4 1. PANORAMA OF ARITHMETIC FUNCTIONS
which is called the Riemann zeta-function. Actually ζ(s) was first introduced by
L. Euler who studied the distribution of prime numbers using the infinite product
formula
(1.5)
ζ(s) =
p
1 +
1
ps
+
1
p2s
+ · · ·
=
p
1
1
ps
−1
.
The series (1.4) and the product (1.5) converge absolutely in the half-plane s =
σ + it, σ 1. Since ζ(s) for s 1 is well approximated by the integral

1
y−s
dy =
1
s 1
as s 1, it follows from (1.5) that
(1.6)
p
1
ps
log
1
s 1
, as s 1, s 1.
By the Euler product for ζ(s) it follows that 1/ζ(s) also has a Dirichlet series
expansion
(1.7)
1
ζ(s)
=
p
1
1
ps
=

1
μ(m)
ms
where μ(m) is the multiplicative function defined at prime powers by
(1.8) μ(p) = −1,
μ(pα)
= 0, if α 2.
This is a fascinating function (introduced by A. F. obius in 1832) which plays a
fundamental role in the theory of prime numbers.
Translating the obvious formula ζ(s) ·
ζ(s)−1
= 1 into the language of Dirichlet
convolution we obtain the δ-function
(1.9) δ(n) =
m|n
μ(m) =
1 if n = 1
0 if n = 1.
Clearly the two relations
(1.10) g = 1 f, f = μ g
are equivalent.
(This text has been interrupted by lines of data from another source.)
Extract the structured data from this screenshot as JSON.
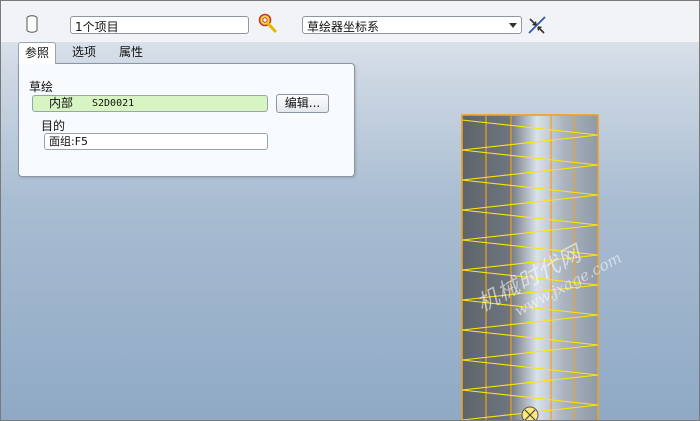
{
  "toolbar": {
    "selection_value": "1个项目",
    "coord_system_value": "草绘器坐标系",
    "icons": [
      "cylinder-icon",
      "lock-collector-icon",
      "dropdown-arrow-icon",
      "flip-direction-icon"
    ]
  },
  "tabs": [
    {
      "label": "参照",
      "active": true
    },
    {
      "label": "选项",
      "active": false
    },
    {
      "label": "属性",
      "active": false
    }
  ],
  "references": {
    "sketch_label": "草绘",
    "sketch_kind": "内部",
    "sketch_name": "S2D0021",
    "edit_button": "编辑...",
    "target_label": "目的",
    "target_value": "面组:F5"
  },
  "watermark": {
    "line1": "机械时代网",
    "line2": "www.jxage.com"
  },
  "colors": {
    "sketch_field_bg": "#d7f5c2",
    "spring_wire": "#ffe600",
    "cylinder_edge": "#f0a020",
    "viewport_top": "#e8edf3",
    "viewport_bottom": "#8fa9c5"
  }
}
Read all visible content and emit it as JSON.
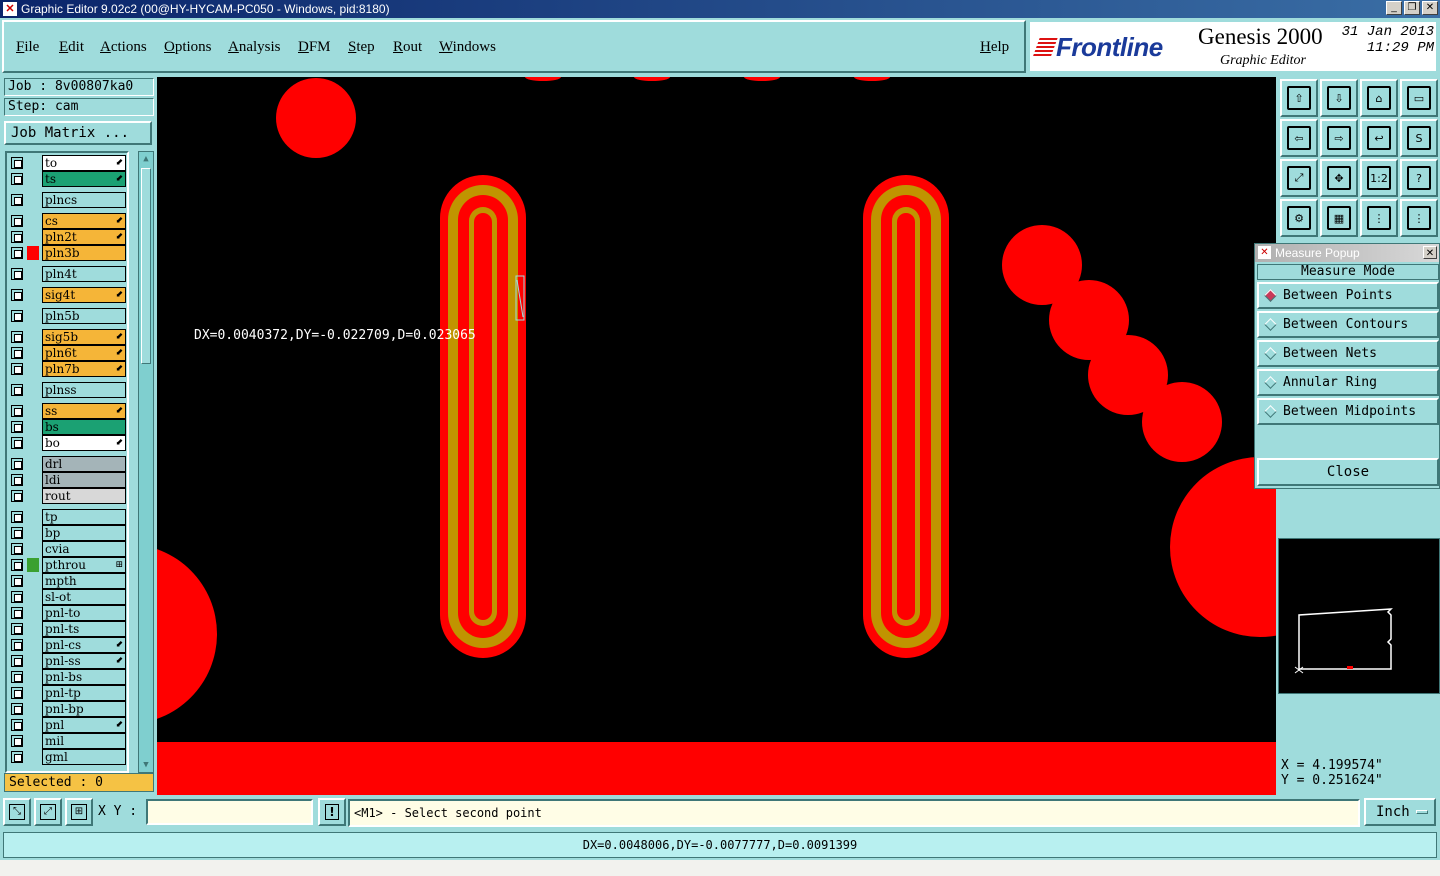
{
  "window": {
    "title": "Graphic Editor 9.02c2 (00@HY-HYCAM-PC050 - Windows, pid:8180)"
  },
  "menu": {
    "items": [
      "File",
      "Edit",
      "Actions",
      "Options",
      "Analysis",
      "DFM",
      "Step",
      "Rout",
      "Windows"
    ],
    "help": "Help"
  },
  "brand": {
    "logo": "Frontline",
    "product": "Genesis 2000",
    "subtitle": "Graphic Editor",
    "date": "31 Jan 2013",
    "time": "11:29 PM"
  },
  "job": {
    "job_line": "Job : 8v00807ka0",
    "step_line": "Step: cam",
    "matrix_button": "Job Matrix ..."
  },
  "layers": [
    {
      "name": "to",
      "color": "#ffffff",
      "ind": "⬋"
    },
    {
      "name": "ts",
      "color": "#1ba173",
      "ind": "⬋"
    },
    {
      "name": "plncs",
      "color": "#9fdcdc",
      "ind": ""
    },
    {
      "name": "cs",
      "color": "#f5b538",
      "ind": "⬋"
    },
    {
      "name": "pln2t",
      "color": "#f5b538",
      "ind": "⬋"
    },
    {
      "name": "pln3b",
      "color": "#f5b538",
      "ind": "",
      "swatch": "#ff0000"
    },
    {
      "name": "pln4t",
      "color": "#9fdcdc",
      "ind": ""
    },
    {
      "name": "sig4t",
      "color": "#f5b538",
      "ind": "⬋"
    },
    {
      "name": "pln5b",
      "color": "#9fdcdc",
      "ind": ""
    },
    {
      "name": "sig5b",
      "color": "#f5b538",
      "ind": "⬋"
    },
    {
      "name": "pln6t",
      "color": "#f5b538",
      "ind": "⬋"
    },
    {
      "name": "pln7b",
      "color": "#f5b538",
      "ind": "⬋"
    },
    {
      "name": "plnss",
      "color": "#9fdcdc",
      "ind": ""
    },
    {
      "name": "ss",
      "color": "#f5b538",
      "ind": "⬋"
    },
    {
      "name": "bs",
      "color": "#1ba173",
      "ind": ""
    },
    {
      "name": "bo",
      "color": "#ffffff",
      "ind": "⬋"
    },
    {
      "name": "drl",
      "color": "#a4b4b8",
      "ind": ""
    },
    {
      "name": "ldi",
      "color": "#a4b4b8",
      "ind": ""
    },
    {
      "name": "rout",
      "color": "#d8d8d8",
      "ind": ""
    },
    {
      "name": "tp",
      "color": "#9fdcdc",
      "ind": ""
    },
    {
      "name": "bp",
      "color": "#9fdcdc",
      "ind": ""
    },
    {
      "name": "cvia",
      "color": "#9fdcdc",
      "ind": ""
    },
    {
      "name": "pthrou",
      "color": "#9fdcdc",
      "ind": "⊞",
      "swatch": "#3aa030"
    },
    {
      "name": "mpth",
      "color": "#9fdcdc",
      "ind": ""
    },
    {
      "name": "sl-ot",
      "color": "#9fdcdc",
      "ind": ""
    },
    {
      "name": "pnl-to",
      "color": "#9fdcdc",
      "ind": ""
    },
    {
      "name": "pnl-ts",
      "color": "#9fdcdc",
      "ind": ""
    },
    {
      "name": "pnl-cs",
      "color": "#9fdcdc",
      "ind": "⬋"
    },
    {
      "name": "pnl-ss",
      "color": "#9fdcdc",
      "ind": "⬋"
    },
    {
      "name": "pnl-bs",
      "color": "#9fdcdc",
      "ind": ""
    },
    {
      "name": "pnl-tp",
      "color": "#9fdcdc",
      "ind": ""
    },
    {
      "name": "pnl-bp",
      "color": "#9fdcdc",
      "ind": ""
    },
    {
      "name": "pnl",
      "color": "#9fdcdc",
      "ind": "⬋"
    },
    {
      "name": "mil",
      "color": "#9fdcdc",
      "ind": ""
    },
    {
      "name": "gml",
      "color": "#9fdcdc",
      "ind": ""
    }
  ],
  "selected": "Selected : 0",
  "canvas": {
    "measure_label": "DX=0.0040372,DY=-0.022709,D=0.023065"
  },
  "tools": [
    "upload-icon",
    "download-icon",
    "home-icon",
    "panel-icon",
    "arrow-left-icon",
    "arrow-right-icon",
    "snap-icon",
    "route-icon",
    "zoom-fit-icon",
    "pan-icon",
    "zoom-1-2-icon",
    "help-icon",
    "tools-icon",
    "grid-icon",
    "layers-red-icon",
    "layers-red-2-icon"
  ],
  "tool_labels": [
    "⇧",
    "⇩",
    "⌂",
    "▭",
    "⇦",
    "⇨",
    "↩",
    "S",
    "⤢",
    "✥",
    "1:2",
    "?",
    "⚙",
    "▦",
    "⋮",
    "⋮"
  ],
  "measure": {
    "title": "Measure Popup",
    "mode_label": "Measure Mode",
    "options": [
      "Between Points",
      "Between Contours",
      "Between Nets",
      "Annular Ring",
      "Between Midpoints"
    ],
    "selected_index": 0,
    "close": "Close"
  },
  "coords": {
    "x": "X = 4.199574\"",
    "y": "Y = 0.251624\""
  },
  "bottom": {
    "xy_label": "X Y :",
    "xy_value": "",
    "warn": "!",
    "prompt": "<M1> - Select second point",
    "units": "Inch"
  },
  "status": "DX=0.0048006,DY=-0.0077777,D=0.0091399",
  "colors": {
    "pad": "#ff0000",
    "ring": "#c09400",
    "background": "#000000",
    "panel": "#9fdcdc"
  }
}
This equivalence is called the obius inversion; more explicitly,
(1.11) g(n) =
d|n
f(d) ⇐⇒ f(n) =
d|n
μ(d)g(n/d).
If f, g are multiplicative, then so are f · g, f g. If g is multiplicative, then
(1.12)
d|n
μ(d)g(d) =
p|n
(
1 g(p)
)
.
In various contexts one can view the left side of (1.12) as an “exclusion-inclusion”
procedure of events occurring at divisors d of n with densities g(d). Then the right
side of (1.12) represents the probability that none of the events associated with
prime divisors of n takes place.
Previous Page Next Page